INSTRUCTIONS TO FOLLOW>
Return the lines below in which the string "Posts" occurs.

DATA RECORDS>
#####

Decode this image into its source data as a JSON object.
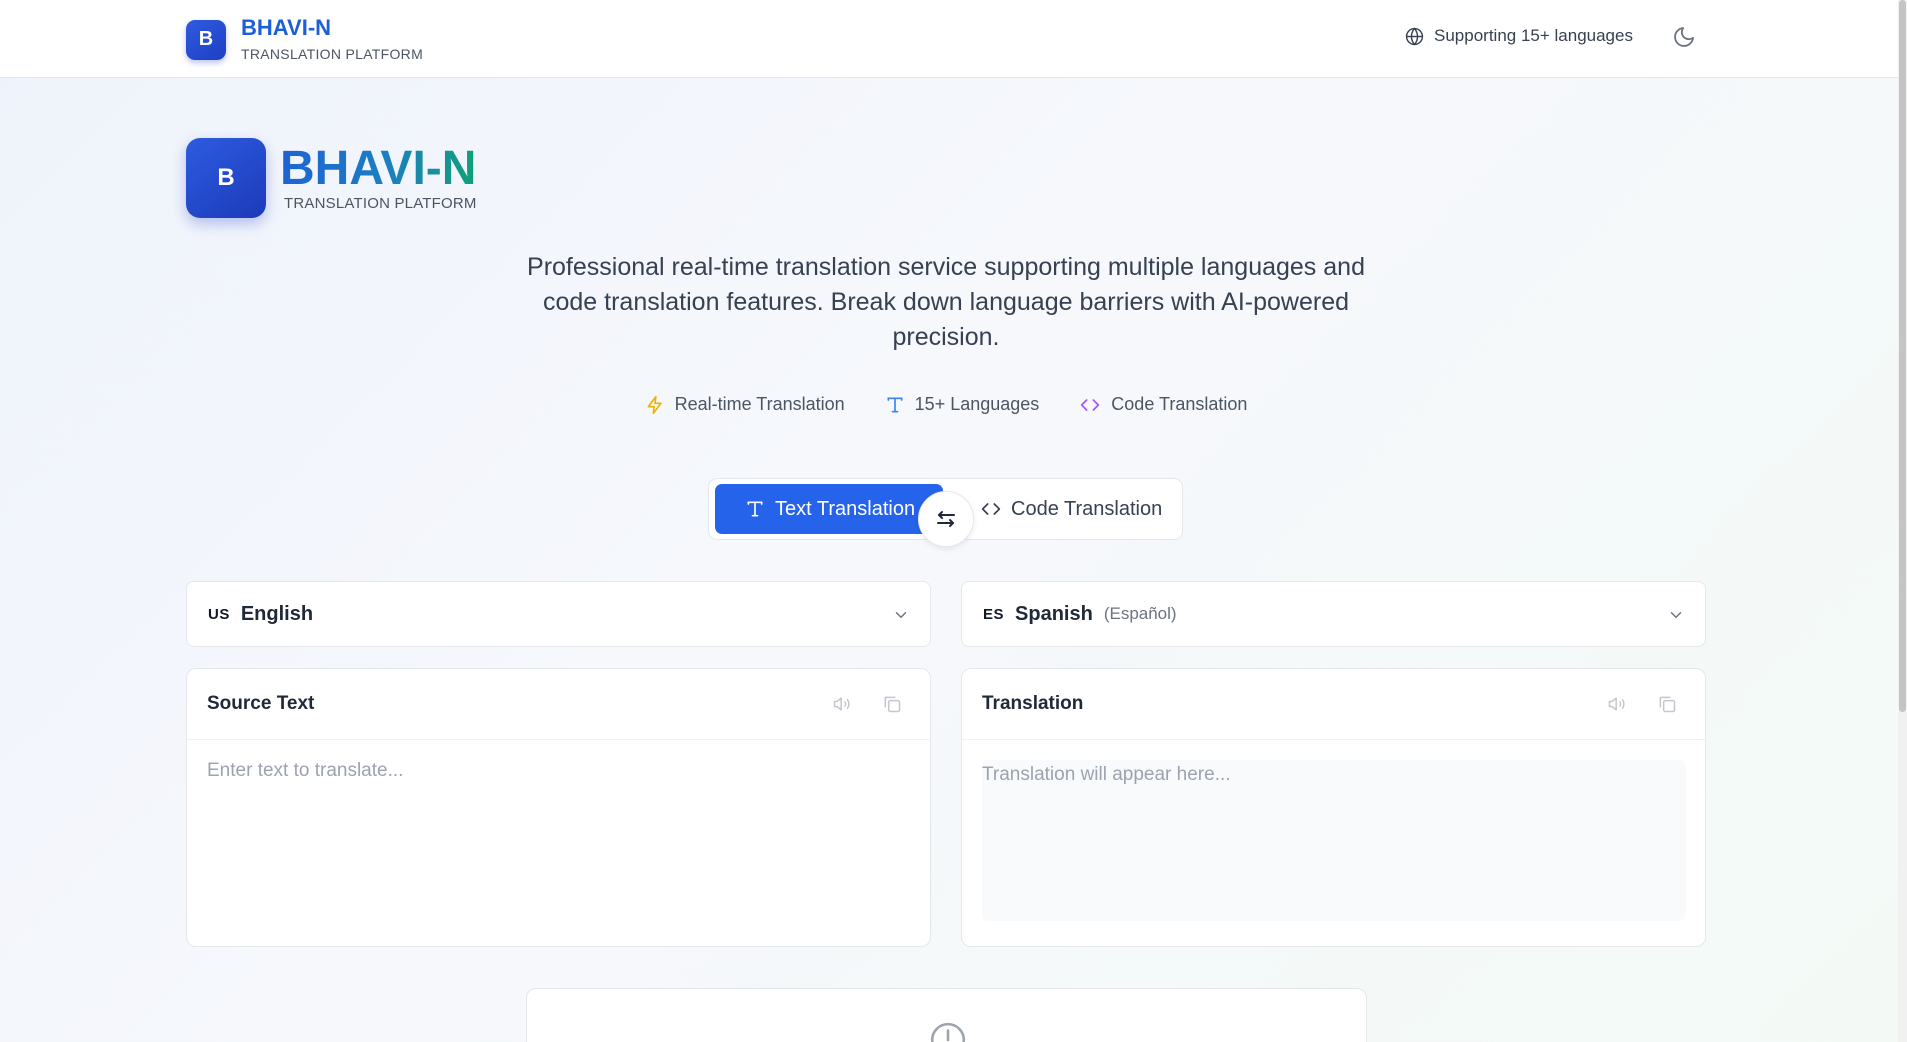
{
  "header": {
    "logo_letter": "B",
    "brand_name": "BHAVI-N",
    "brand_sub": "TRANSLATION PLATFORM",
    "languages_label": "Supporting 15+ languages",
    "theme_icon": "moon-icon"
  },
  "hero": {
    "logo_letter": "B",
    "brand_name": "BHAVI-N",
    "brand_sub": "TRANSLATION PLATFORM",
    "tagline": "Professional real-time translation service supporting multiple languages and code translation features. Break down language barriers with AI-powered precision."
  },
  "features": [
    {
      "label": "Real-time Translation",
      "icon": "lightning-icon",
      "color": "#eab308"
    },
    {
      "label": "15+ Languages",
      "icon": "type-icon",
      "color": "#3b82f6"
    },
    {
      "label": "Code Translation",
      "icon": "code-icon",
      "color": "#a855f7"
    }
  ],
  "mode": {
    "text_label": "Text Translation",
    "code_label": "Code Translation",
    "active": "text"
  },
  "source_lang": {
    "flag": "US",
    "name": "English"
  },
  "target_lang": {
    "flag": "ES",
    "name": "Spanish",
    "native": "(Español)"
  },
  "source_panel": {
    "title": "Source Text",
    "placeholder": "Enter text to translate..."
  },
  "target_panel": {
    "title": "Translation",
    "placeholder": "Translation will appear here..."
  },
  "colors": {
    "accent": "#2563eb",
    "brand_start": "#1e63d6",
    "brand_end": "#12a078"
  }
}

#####

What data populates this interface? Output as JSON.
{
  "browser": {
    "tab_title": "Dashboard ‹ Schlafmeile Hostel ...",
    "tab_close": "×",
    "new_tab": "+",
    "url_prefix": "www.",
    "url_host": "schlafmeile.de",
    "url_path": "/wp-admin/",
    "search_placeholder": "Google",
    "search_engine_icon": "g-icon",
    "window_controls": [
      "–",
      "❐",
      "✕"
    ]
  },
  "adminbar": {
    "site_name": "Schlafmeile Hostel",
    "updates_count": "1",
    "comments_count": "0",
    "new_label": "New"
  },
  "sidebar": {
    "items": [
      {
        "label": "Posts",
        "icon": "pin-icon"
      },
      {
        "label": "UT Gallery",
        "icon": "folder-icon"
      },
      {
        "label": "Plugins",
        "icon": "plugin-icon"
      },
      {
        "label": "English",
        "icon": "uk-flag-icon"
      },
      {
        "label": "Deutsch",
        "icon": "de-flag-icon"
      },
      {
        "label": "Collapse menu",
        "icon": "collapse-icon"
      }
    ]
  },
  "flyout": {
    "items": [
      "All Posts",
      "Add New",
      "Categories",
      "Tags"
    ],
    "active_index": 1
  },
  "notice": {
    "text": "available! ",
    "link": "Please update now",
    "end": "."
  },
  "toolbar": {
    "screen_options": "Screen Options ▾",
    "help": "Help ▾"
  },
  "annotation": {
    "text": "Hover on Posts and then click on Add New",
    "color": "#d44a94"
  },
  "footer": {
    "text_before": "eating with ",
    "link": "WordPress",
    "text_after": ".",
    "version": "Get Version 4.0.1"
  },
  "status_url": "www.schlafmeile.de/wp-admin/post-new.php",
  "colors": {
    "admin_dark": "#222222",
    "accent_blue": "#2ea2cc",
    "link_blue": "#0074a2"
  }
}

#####

RESULT>
        "label": "Posts",
      "All Posts",
    "text": "Hover on Posts and then click on Add New",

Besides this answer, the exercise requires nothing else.